#### TASK ITEM
Go through the entries, filter for the word "battery", and copy every line that has it.

[Data about app and page elements]
..............................
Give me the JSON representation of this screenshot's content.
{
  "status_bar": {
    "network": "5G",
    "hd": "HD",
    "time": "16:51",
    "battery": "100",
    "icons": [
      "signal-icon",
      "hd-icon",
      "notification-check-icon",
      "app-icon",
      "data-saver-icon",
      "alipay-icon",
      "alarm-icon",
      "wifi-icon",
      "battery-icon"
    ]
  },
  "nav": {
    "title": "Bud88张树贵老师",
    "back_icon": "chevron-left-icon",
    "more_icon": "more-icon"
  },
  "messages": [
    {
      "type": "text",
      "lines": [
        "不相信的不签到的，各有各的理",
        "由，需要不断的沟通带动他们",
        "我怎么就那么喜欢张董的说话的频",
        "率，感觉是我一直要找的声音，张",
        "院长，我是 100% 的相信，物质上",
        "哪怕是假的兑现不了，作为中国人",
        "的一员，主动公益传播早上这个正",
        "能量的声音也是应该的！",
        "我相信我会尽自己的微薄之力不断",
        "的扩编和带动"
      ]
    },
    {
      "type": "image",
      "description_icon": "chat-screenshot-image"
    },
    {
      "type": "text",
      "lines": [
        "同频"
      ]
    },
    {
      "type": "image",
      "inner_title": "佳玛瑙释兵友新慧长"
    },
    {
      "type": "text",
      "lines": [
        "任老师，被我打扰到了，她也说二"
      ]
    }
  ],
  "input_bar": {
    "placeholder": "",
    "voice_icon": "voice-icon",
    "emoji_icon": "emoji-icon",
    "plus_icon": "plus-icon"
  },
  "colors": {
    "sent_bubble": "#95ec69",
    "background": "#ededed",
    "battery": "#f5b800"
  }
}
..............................
#### YOUR SOLUTION
    "battery": "100",
      "battery-icon"
    "battery": "#f5b800"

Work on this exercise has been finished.